First Statewide Refillable Bottle System (Beer) Comes to Oregon
Reusing the bottles uses 93% less energy than making new ones
The first statewide refillable bottle system has come to Oregon, where 7 breweries now offer beer in returnable, refillable bottles. The program cuts down on plastic waste and lets people enjoy an ice-cold adult beverage without BPA and the other harmful chemicals that can leach out of the plastic lining of aluminum cans. 
Joel Schoening of the Oregon Beverage Recycling Cooperative (OBRC) explained:
“Every time that bottle gets reused, you’re cutting the carbon footprint of that bottle in half. It’s the most sustainable choice in the beer aisle.”
Some research suggests that reusing bottles cuts their carbon footprint by even more than that; a study out of Canada found that once a refillable system gains traction, 98% of the bottles get returned, and it uses 93% less energy than creating a new container.
It takes between 47% and 82% less water to wash refillable bottles than it does to make new single-use bottles for the delivery of the same amount of beverage.
The new bottles can be refilled up to 40 times. Customers can drop them off at any of the OBRC’s 21 redemption centers.  
Schoening, the cooperative’s spokesperson, said: 
“We’re in a really unique position to make this work. We’re introducing a bottle we can sell to any brewery that’s interested in using that bottle.”
The new, thicker bottles now lining store shelves in Oregon are composed of mostly recycled glass. The bottles were designed so that they could be easily separated from the rest of the glass in the existing bottle deposit system, according to Schoening, ensuring that they get refilled instead of recycled.
For beer-lovers, however, it’s business as usual, as long as they collect their bottle deposits.

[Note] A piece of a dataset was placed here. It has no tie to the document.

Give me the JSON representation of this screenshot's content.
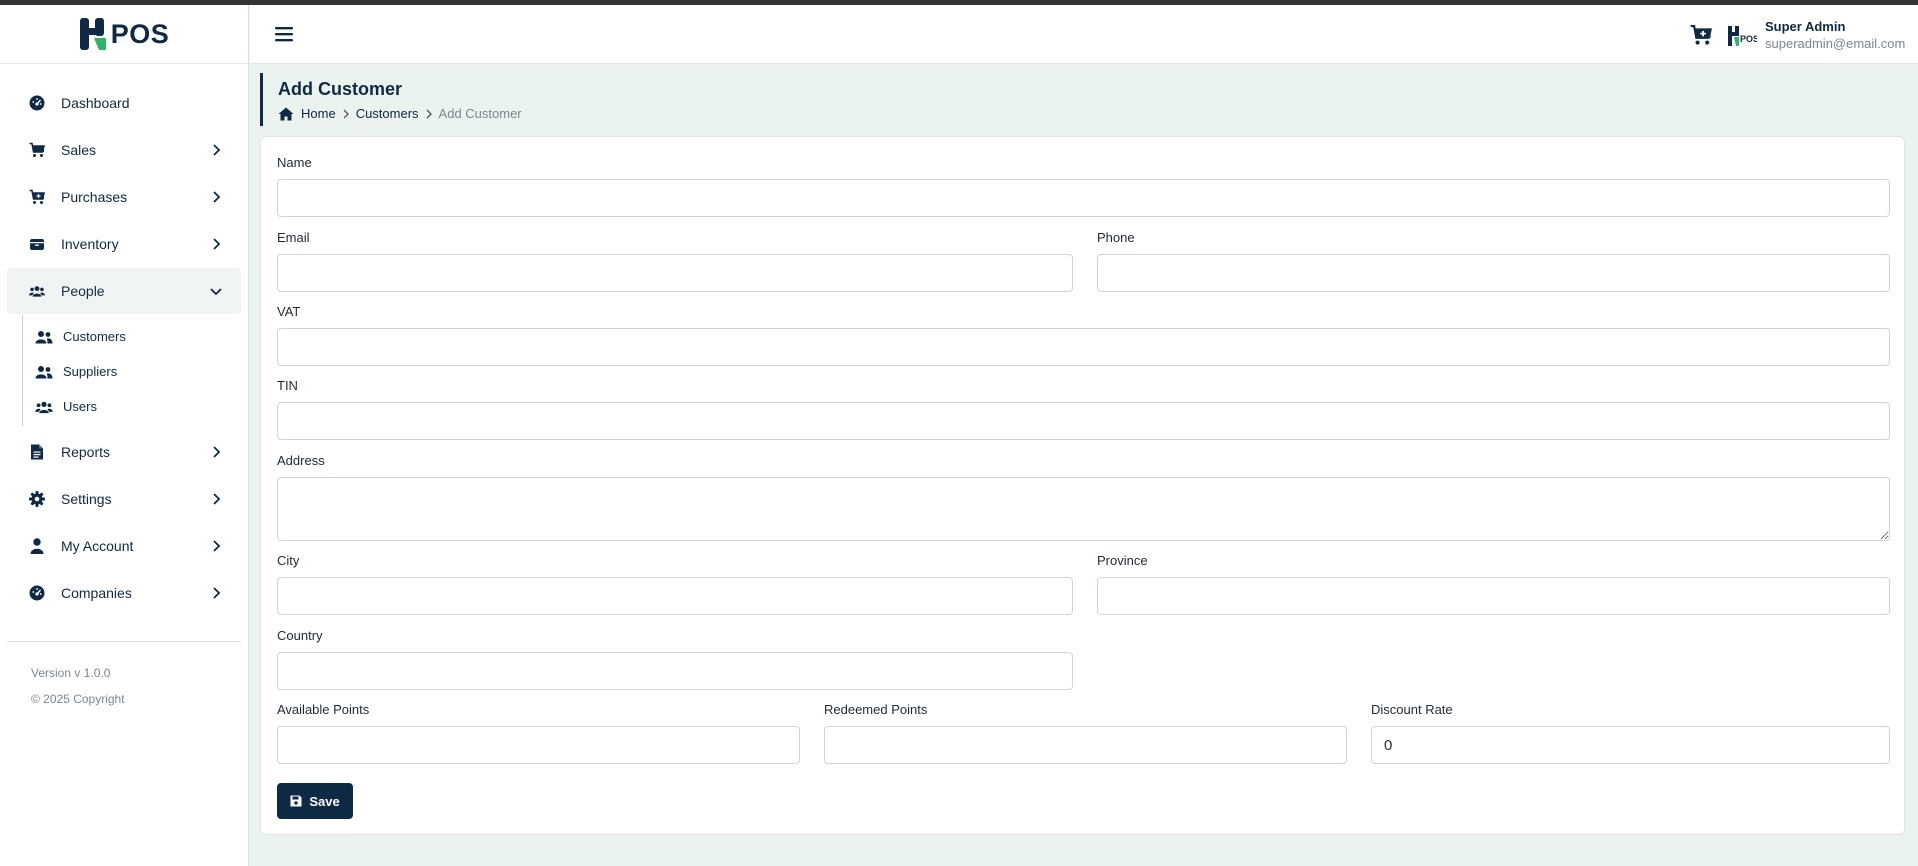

Schoening said: 
“I like to say all the consumer has to do is choose to buy it. When they go through a machine, they’ll have a unique bar code that will identify them as different from another glass bottle.”
Breweries are only legally allowed to distribute 20% of the beer they put in refillable bottles to out-of-state locations. This prevents too many bottles from being shipped out but never returned.
Schoening hopes that the 7 breweries currently participating in the cooperative will soon have company from cider makers and wineries in the state. He is in talks with several companies about using refillable bottles that might come in different colors.
Additionally, the cooperative plans on offering a loyalty program where buyers who return a box of 12 refillable bottles receive a 20% discount (12 cents instead of 10 cents).
OBRC is also talking with the Oregon Department of Environmental Quality about figuring out exactly how much carbon the program is saving. The cooperative is also trying to bring a bottle-washing facility to Portland, which they hope to build by 2020. In the meantime, all the refillable bottles will be sent to a facility in Montana for washing.